Roll-to-roll coating is often proposed as a logical route for production of high-volume, flexible printed electronics as it poses several benefits, including high line speeds and a continuous process, lowering manufacturing costs. Manufacturers already produce touch sensors as input devices to displays using roll-to-roll processes with extremely good yields and economics. Similarly, both active and passive circuitry are produced using roll-to-roll processes, as are thin film batteries, solar cells and displays of many types, including conventional LCDs, OLEDs, and bistable structures like the eInk/Kindle. The concept of a full device featuring input (touch), output (display), power, circuitry, and recharge seems ripe for combination in whole or part.
The continuous process and high line speeds of roll-to-roll multi-layer coating enable production of value-added technologies at meters-per-minute rates. The streamlined process afforded by roll-to-roll coating equipment already physically built and staffed also results in decreased time-to-market and capital for new products.
While high-precision continuous layers are common, the emergence of manufacturing patterned layers is a key driver for using roll-to-roll coating for printed electronics. Successfully creating a product with both continuous and patterned layers requires a number of complex processes and techniques – from encapsulation to isolation to passivation, light management, registration, integration and beyond. Techniques for patterning a moving web with high precision and resolution include gravure, microgravure, industrial inkjet, photoresist techniques, and others.

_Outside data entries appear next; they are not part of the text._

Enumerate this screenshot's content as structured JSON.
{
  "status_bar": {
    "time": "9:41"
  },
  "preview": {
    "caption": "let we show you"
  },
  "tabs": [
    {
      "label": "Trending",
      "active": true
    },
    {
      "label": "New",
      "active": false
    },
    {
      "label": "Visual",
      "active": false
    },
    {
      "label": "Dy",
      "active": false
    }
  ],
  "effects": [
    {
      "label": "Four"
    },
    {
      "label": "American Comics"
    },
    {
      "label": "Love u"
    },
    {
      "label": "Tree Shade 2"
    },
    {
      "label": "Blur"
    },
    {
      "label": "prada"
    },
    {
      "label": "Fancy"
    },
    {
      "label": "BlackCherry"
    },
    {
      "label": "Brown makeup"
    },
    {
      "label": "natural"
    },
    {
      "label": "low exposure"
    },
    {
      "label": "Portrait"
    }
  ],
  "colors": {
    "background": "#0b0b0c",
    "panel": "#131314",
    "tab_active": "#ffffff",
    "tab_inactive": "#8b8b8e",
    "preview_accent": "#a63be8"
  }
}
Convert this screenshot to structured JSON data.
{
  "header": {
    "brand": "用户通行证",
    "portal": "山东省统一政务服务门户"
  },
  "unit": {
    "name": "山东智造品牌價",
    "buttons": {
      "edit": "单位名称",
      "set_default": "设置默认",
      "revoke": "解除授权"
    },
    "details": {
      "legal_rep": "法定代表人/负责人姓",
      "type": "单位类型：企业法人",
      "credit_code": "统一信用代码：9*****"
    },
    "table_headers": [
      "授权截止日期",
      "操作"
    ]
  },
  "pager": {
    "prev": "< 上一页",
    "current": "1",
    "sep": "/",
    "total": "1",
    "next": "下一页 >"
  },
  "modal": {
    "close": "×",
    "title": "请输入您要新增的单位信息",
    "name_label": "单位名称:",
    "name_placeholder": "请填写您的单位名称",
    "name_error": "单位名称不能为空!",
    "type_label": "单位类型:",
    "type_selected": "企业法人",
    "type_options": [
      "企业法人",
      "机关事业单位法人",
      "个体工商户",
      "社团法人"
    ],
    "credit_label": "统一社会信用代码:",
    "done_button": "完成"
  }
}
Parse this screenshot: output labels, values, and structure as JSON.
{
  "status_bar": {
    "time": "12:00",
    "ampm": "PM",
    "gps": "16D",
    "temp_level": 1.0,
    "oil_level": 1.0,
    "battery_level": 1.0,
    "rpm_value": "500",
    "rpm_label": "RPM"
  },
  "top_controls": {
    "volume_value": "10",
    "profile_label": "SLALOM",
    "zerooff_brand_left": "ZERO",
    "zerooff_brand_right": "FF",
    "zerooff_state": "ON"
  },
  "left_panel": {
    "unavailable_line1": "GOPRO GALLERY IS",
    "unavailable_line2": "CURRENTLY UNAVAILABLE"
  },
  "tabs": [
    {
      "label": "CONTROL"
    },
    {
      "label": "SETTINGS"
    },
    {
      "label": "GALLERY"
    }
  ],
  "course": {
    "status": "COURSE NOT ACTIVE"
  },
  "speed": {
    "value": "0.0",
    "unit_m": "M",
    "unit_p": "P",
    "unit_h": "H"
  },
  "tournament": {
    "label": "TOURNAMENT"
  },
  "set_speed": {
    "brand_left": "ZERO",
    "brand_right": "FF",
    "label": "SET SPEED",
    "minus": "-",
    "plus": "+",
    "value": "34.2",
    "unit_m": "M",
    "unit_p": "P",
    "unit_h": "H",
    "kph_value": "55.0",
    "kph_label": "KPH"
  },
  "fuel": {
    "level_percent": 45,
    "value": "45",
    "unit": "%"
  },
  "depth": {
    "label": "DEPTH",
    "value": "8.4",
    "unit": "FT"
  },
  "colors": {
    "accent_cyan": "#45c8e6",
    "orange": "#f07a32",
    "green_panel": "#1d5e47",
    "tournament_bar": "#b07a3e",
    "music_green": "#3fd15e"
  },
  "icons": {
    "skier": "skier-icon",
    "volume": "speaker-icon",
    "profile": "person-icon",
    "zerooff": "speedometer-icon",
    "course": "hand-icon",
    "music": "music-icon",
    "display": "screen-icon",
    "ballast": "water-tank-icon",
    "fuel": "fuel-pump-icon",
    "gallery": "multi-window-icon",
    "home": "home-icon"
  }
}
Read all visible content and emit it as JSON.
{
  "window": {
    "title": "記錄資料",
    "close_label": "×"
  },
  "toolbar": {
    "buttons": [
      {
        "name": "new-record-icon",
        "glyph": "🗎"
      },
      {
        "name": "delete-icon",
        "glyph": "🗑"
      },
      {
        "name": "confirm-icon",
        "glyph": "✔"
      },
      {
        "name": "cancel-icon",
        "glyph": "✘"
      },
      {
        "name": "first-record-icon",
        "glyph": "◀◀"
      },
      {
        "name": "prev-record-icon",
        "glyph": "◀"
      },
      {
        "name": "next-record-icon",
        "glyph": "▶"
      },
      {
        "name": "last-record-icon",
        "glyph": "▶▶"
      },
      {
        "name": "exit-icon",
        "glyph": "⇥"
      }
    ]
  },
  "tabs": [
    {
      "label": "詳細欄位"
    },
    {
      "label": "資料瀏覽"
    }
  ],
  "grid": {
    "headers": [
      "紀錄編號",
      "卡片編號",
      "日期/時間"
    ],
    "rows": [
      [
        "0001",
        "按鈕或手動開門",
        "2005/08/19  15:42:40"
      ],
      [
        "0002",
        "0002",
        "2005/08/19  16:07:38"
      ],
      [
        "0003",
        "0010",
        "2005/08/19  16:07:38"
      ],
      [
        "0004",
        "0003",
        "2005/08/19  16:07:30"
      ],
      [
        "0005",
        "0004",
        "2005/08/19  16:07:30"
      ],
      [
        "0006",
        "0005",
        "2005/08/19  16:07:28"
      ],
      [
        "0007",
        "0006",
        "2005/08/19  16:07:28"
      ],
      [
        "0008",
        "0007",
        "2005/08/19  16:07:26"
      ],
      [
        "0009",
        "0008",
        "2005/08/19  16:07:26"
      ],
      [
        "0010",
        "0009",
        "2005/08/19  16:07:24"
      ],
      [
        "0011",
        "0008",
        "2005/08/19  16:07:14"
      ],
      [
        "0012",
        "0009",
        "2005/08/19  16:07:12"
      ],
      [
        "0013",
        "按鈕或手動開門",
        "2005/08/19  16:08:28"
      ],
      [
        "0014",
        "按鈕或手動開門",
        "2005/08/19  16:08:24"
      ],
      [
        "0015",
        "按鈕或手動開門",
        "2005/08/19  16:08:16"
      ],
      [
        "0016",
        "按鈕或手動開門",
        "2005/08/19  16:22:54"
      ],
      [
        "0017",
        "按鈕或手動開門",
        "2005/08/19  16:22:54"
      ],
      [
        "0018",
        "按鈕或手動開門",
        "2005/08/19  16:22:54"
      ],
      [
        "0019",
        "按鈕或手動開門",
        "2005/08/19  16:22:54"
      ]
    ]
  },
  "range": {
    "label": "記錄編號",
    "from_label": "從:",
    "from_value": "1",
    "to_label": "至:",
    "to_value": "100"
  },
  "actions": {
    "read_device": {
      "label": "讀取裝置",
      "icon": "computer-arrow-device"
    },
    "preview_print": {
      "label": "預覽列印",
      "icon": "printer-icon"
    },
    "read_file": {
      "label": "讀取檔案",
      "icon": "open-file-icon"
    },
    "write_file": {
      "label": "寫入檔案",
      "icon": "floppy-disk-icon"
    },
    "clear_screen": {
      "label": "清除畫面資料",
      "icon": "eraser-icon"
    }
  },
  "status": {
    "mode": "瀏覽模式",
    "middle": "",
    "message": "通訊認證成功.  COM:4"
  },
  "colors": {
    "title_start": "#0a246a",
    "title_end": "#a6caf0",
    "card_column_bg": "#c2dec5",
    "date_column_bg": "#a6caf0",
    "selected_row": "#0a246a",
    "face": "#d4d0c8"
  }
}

Choosing the right coating method for a specific product is crucial. The most common methods for roll-to-roll coating of printed electronics include gravure, slot coating, inkjet, roll coating, slide coating, rotary screen printing and curtain coating, but there are a host of others. Each of these processes consists of a complex list of variables in fluid, intended result and coating method that can radically affect the final outcome. Below is a general overview of some of the techniques, as well as the most common advantages and disadvantages associated with each method.
- Gravure: Key equipment for gravure coating includes the engraved cylinder, doctoring system and a solution delivery system.
o Coating thickness: 1 – 10 μm wet laydown; coating uniformity: 1 – 2%
o Solution types: aqueous and solvent-based solutions, <1 to 100 cP
o Speeds: 150 to 1000 fpm
o Advantages: thin wet coatings, uniformity, patterning and high line speed
o Disadvantages: open solution delivery, little to no theory/modeling, doctoring and engraving specification
- Slot Coating: Key equipment for slot coating includes the die/bar/hopper, vacuum system and solution delivery system.
o Coating thickness: 10 – 250 μm wet laydown; coating uniformity: 2 – 5%
o Solution types: aqueous and solvent-based solutions, 1 to 10,000 cP
o Speeds: 50 to 500 fpm
o Advantages: large thickness capability range, large range of acceptable rheologies, modeling capability, pre-metered solution delivery, two-layer capability and relative simplicity
o Disadvantages: minimum ~ 10 micron wet thickness, only gross patterning (patches and stripes) and low-moderate line speed
- Slide Coating: Key equipment for slide coating includes the die/bar/hopper (multi-slot), vacuum system and solution delivery system.
o Coating thickness: 8 – 250 μm wet laydown; coating uniformity: 2 – 5%
o Solution types: aqueous and solvent-based solutions, 5 to 1,500 cP
o Speeds: 300 to 1,000 fpm
o Advantages: multi-layer capability, moderate to high line speed and pre-metered solution delivery
o Disadvantages: formulation complexity, die expense and only continuous
- Curtain Coating: Key equipment for curtain coating includes the multi-slot hopper, edging and air stabilization, and precise solution delivery.
o Coating thickness: 20 – 200 μm dried thicknesses; coating uniformity: < 2%
o Solution types: aqueous and solvent-based solutions, 2 to > 600 cP
o Speeds: 400 fpm to 2000 fpm
o Advantages: multi-layer capability, very high line speed, large gap over substrate, and pre-metered solution delivery
o Disadvantages: formulation complexity, only continuous, die expense and difficulty with edges
With so many variables involved in roll-to-roll coating processes, choosing the right coating technique and product design is a complex process. After discussion about external capabilities and experience, many turn to contract manufacturing to achieve their objectives. In addition to accessing knowledge and problem-solving expertise in coating processes, contract manufacturing offers several other distinct advantages as it provides a low capital approach, a fully variable manufacturing capacity, and improved time-to-market. Contract coating partners like Carestream feature diverse process expertise and established roots in multilayer coating. From product and process development to engineering and manufacturing, Carestream delivers a unique skill-set to help customers deliver revolutionary, high-quality products on time and on budget.